▶ [Material for this exercise]
--

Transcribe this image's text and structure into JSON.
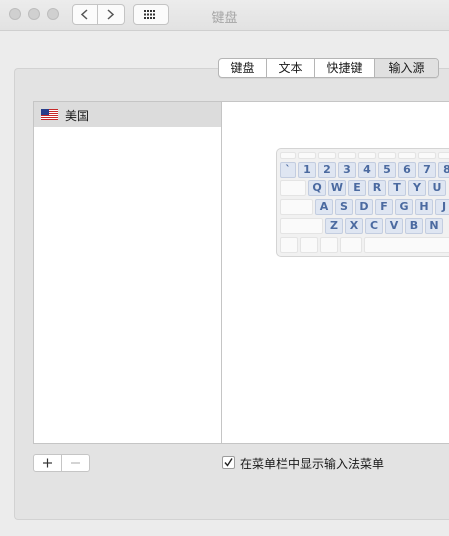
{
  "window": {
    "title": "键盘"
  },
  "tabs": [
    {
      "label": "键盘",
      "active": false
    },
    {
      "label": "文本",
      "active": false
    },
    {
      "label": "快捷键",
      "active": false
    },
    {
      "label": "输入源",
      "active": true
    }
  ],
  "input_sources": [
    {
      "label": "美国",
      "icon": "us-flag-icon",
      "selected": true
    }
  ],
  "keyboard_preview": {
    "row1": [
      "`",
      "1",
      "2",
      "3",
      "4",
      "5",
      "6",
      "7",
      "8"
    ],
    "row2": [
      "Q",
      "W",
      "E",
      "R",
      "T",
      "Y",
      "U"
    ],
    "row3": [
      "A",
      "S",
      "D",
      "F",
      "G",
      "H",
      "J"
    ],
    "row4": [
      "Z",
      "X",
      "C",
      "V",
      "B",
      "N"
    ]
  },
  "controls": {
    "add": "+",
    "remove": "−",
    "show_menu_checkbox": {
      "label": "在菜单栏中显示输入法菜单",
      "checked": true
    }
  },
  "colors": {
    "key_highlight": "#dfe6f2",
    "key_text": "#4b6aa0",
    "selected_row": "#dcdcdc"
  }
}
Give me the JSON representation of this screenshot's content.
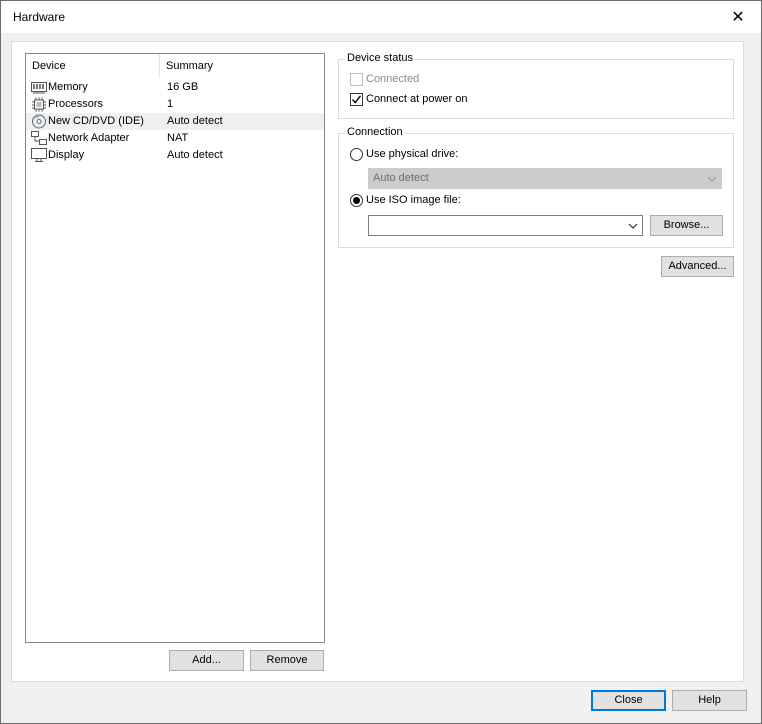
{
  "window": {
    "title": "Hardware",
    "close_glyph": "✕"
  },
  "device_list": {
    "columns": {
      "device": "Device",
      "summary": "Summary"
    },
    "rows": [
      {
        "icon": "memory-icon",
        "name": "Memory",
        "summary": "16 GB",
        "selected": false
      },
      {
        "icon": "processor-icon",
        "name": "Processors",
        "summary": "1",
        "selected": false
      },
      {
        "icon": "cd-dvd-icon",
        "name": "New CD/DVD (IDE)",
        "summary": "Auto detect",
        "selected": true
      },
      {
        "icon": "network-adapter-icon",
        "name": "Network Adapter",
        "summary": "NAT",
        "selected": false
      },
      {
        "icon": "display-icon",
        "name": "Display",
        "summary": "Auto detect",
        "selected": false
      }
    ]
  },
  "list_buttons": {
    "add": "Add...",
    "remove": "Remove"
  },
  "device_status": {
    "label": "Device status",
    "connected": {
      "label": "Connected",
      "checked": false,
      "disabled": true
    },
    "connect_at_power_on": {
      "label": "Connect at power on",
      "checked": true
    }
  },
  "connection": {
    "label": "Connection",
    "physical_drive": {
      "label": "Use physical drive:",
      "selected": false,
      "combo_value": "Auto detect"
    },
    "iso_image": {
      "label": "Use ISO image file:",
      "selected": true,
      "combo_value": ""
    },
    "browse": "Browse..."
  },
  "advanced": "Advanced...",
  "footer": {
    "close": "Close",
    "help": "Help"
  }
}
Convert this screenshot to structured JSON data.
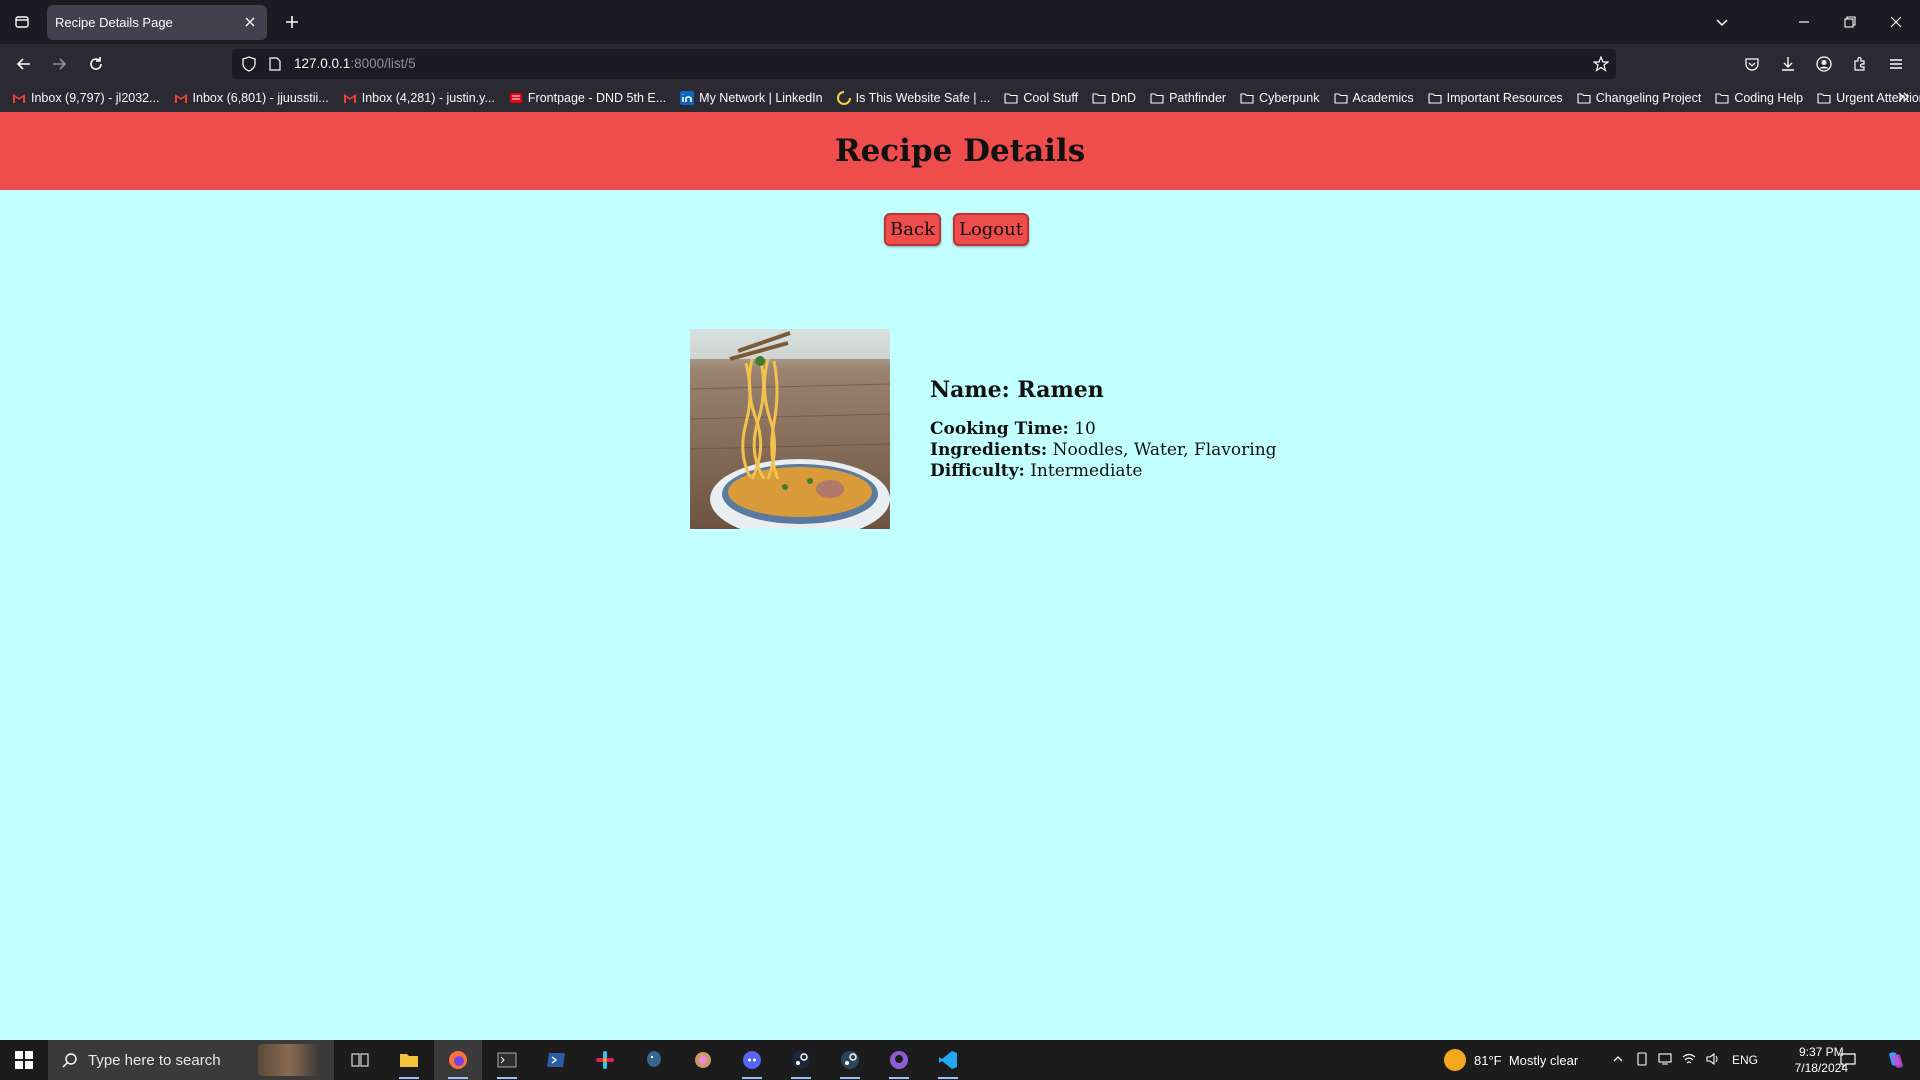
{
  "browser": {
    "tab_title": "Recipe Details Page",
    "url_host": "127.0.0.1",
    "url_path": ":8000/list/5",
    "bookmarks": [
      {
        "label": "Inbox (9,797) - jl2032...",
        "icon": "gmail-icon"
      },
      {
        "label": "Inbox (6,801) - jjuusstii...",
        "icon": "gmail-icon"
      },
      {
        "label": "Inbox (4,281) - justin.y...",
        "icon": "gmail-icon"
      },
      {
        "label": "Frontpage - DND 5th E...",
        "icon": "dnd-icon"
      },
      {
        "label": "My Network | LinkedIn",
        "icon": "linkedin-icon"
      },
      {
        "label": "Is This Website Safe | ...",
        "icon": "loading-icon"
      },
      {
        "label": "Cool Stuff",
        "icon": "folder-icon"
      },
      {
        "label": "DnD",
        "icon": "folder-icon"
      },
      {
        "label": "Pathfinder",
        "icon": "folder-icon"
      },
      {
        "label": "Cyberpunk",
        "icon": "folder-icon"
      },
      {
        "label": "Academics",
        "icon": "folder-icon"
      },
      {
        "label": "Important Resources",
        "icon": "folder-icon"
      },
      {
        "label": "Changeling Project",
        "icon": "folder-icon"
      },
      {
        "label": "Coding Help",
        "icon": "folder-icon"
      },
      {
        "label": "Urgent Attention",
        "icon": "folder-icon"
      }
    ]
  },
  "page": {
    "header_title": "Recipe Details",
    "back_label": "Back",
    "logout_label": "Logout",
    "recipe": {
      "name_prefix": "Name: ",
      "name": "Ramen",
      "cooking_time_label": "Cooking Time:",
      "cooking_time": " 10",
      "ingredients_label": "Ingredients:",
      "ingredients": " Noodles, Water, Flavoring",
      "difficulty_label": "Difficulty:",
      "difficulty": " Intermediate",
      "image": "ramen-photo"
    }
  },
  "taskbar": {
    "search_placeholder": "Type here to search",
    "weather_temp": "81°F",
    "weather_text": "Mostly clear",
    "language": "ENG",
    "time": "9:37 PM",
    "date": "7/18/2024",
    "apps": [
      "task-view-icon",
      "file-explorer-icon",
      "firefox-icon",
      "terminal-icon",
      "powershell-icon",
      "slack-icon",
      "postgres-icon",
      "app-icon",
      "discord-icon",
      "steam-icon",
      "steam-alt-icon",
      "github-icon",
      "vscode-icon"
    ]
  },
  "colors": {
    "header": "#ef4d4c",
    "background": "#c2ffff"
  }
}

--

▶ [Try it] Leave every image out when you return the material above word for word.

▶ [Result of the task]
Transcribe this image's text and structure into JSON.
{
  "window": {
    "title": "键盘"
  },
  "tabs": [
    {
      "label": "键盘",
      "active": false
    },
    {
      "label": "文本",
      "active": false
    },
    {
      "label": "快捷键",
      "active": false
    },
    {
      "label": "输入源",
      "active": true
    }
  ],
  "input_sources": [
    {
      "label": "美国",
      "icon": "us-flag-icon",
      "selected": true
    }
  ],
  "keyboard_preview": {
    "row1": [
      "`",
      "1",
      "2",
      "3",
      "4",
      "5",
      "6",
      "7",
      "8"
    ],
    "row2": [
      "Q",
      "W",
      "E",
      "R",
      "T",
      "Y",
      "U"
    ],
    "row3": [
      "A",
      "S",
      "D",
      "F",
      "G",
      "H",
      "J"
    ],
    "row4": [
      "Z",
      "X",
      "C",
      "V",
      "B",
      "N"
    ]
  },
  "controls": {
    "add": "+",
    "remove": "−",
    "show_menu_checkbox": {
      "label": "在菜单栏中显示输入法菜单",
      "checked": true
    }
  },
  "colors": {
    "key_highlight": "#dfe6f2",
    "key_text": "#4b6aa0",
    "selected_row": "#dcdcdc"
  }
}
Give me the JSON representation of this screenshot's content.
{
  "window": {
    "title": "Hardware",
    "close_glyph": "✕"
  },
  "device_list": {
    "columns": {
      "device": "Device",
      "summary": "Summary"
    },
    "rows": [
      {
        "icon": "memory-icon",
        "name": "Memory",
        "summary": "16 GB",
        "selected": false
      },
      {
        "icon": "processor-icon",
        "name": "Processors",
        "summary": "1",
        "selected": false
      },
      {
        "icon": "cd-dvd-icon",
        "name": "New CD/DVD (IDE)",
        "summary": "Auto detect",
        "selected": true
      },
      {
        "icon": "network-adapter-icon",
        "name": "Network Adapter",
        "summary": "NAT",
        "selected": false
      },
      {
        "icon": "display-icon",
        "name": "Display",
        "summary": "Auto detect",
        "selected": false
      }
    ]
  },
  "list_buttons": {
    "add": "Add...",
    "remove": "Remove"
  },
  "device_status": {
    "label": "Device status",
    "connected": {
      "label": "Connected",
      "checked": false,
      "disabled": true
    },
    "connect_at_power_on": {
      "label": "Connect at power on",
      "checked": true
    }
  },
  "connection": {
    "label": "Connection",
    "physical_drive": {
      "label": "Use physical drive:",
      "selected": false,
      "combo_value": "Auto detect"
    },
    "iso_image": {
      "label": "Use ISO image file:",
      "selected": true,
      "combo_value": ""
    },
    "browse": "Browse..."
  },
  "advanced": "Advanced...",
  "footer": {
    "close": "Close",
    "help": "Help"
  }
}
Convert this screenshot to structured JSON data.
{
  "browser": {
    "tab_title": "Recipe Details Page",
    "url_host": "127.0.0.1",
    "url_path": ":8000/list/5",
    "bookmarks": [
      {
        "label": "Inbox (9,797) - jl2032...",
        "icon": "gmail-icon"
      },
      {
        "label": "Inbox (6,801) - jjuusstii...",
        "icon": "gmail-icon"
      },
      {
        "label": "Inbox (4,281) - justin.y...",
        "icon": "gmail-icon"
      },
      {
        "label": "Frontpage - DND 5th E...",
        "icon": "dnd-icon"
      },
      {
        "label": "My Network | LinkedIn",
        "icon": "linkedin-icon"
      },
      {
        "label": "Is This Website Safe | ...",
        "icon": "loading-icon"
      },
      {
        "label": "Cool Stuff",
        "icon": "folder-icon"
      },
      {
        "label": "DnD",
        "icon": "folder-icon"
      },
      {
        "label": "Pathfinder",
        "icon": "folder-icon"
      },
      {
        "label": "Cyberpunk",
        "icon": "folder-icon"
      },
      {
        "label": "Academics",
        "icon": "folder-icon"
      },
      {
        "label": "Important Resources",
        "icon": "folder-icon"
      },
      {
        "label": "Changeling Project",
        "icon": "folder-icon"
      },
      {
        "label": "Coding Help",
        "icon": "folder-icon"
      },
      {
        "label": "Urgent Attention",
        "icon": "folder-icon"
      }
    ]
  },
  "page": {
    "header_title": "Recipe Details",
    "back_label": "Back",
    "logout_label": "Logout",
    "recipe": {
      "name_prefix": "Name: ",
      "name": "Ramen",
      "cooking_time_label": "Cooking Time:",
      "cooking_time": " 10",
      "ingredients_label": "Ingredients:",
      "ingredients": " Noodles, Water, Flavoring",
      "difficulty_label": "Difficulty:",
      "difficulty": " Intermediate",
      "image": "ramen-photo"
    }
  },
  "taskbar": {
    "search_placeholder": "Type here to search",
    "weather_temp": "81°F",
    "weather_text": "Mostly clear",
    "language": "ENG",
    "time": "9:37 PM",
    "date": "7/18/2024",
    "apps": [
      "task-view-icon",
      "file-explorer-icon",
      "firefox-icon",
      "terminal-icon",
      "powershell-icon",
      "slack-icon",
      "postgres-icon",
      "app-icon",
      "discord-icon",
      "steam-icon",
      "steam-alt-icon",
      "github-icon",
      "vscode-icon"
    ]
  },
  "colors": {
    "header": "#ef4d4c",
    "background": "#c2ffff"
  }
}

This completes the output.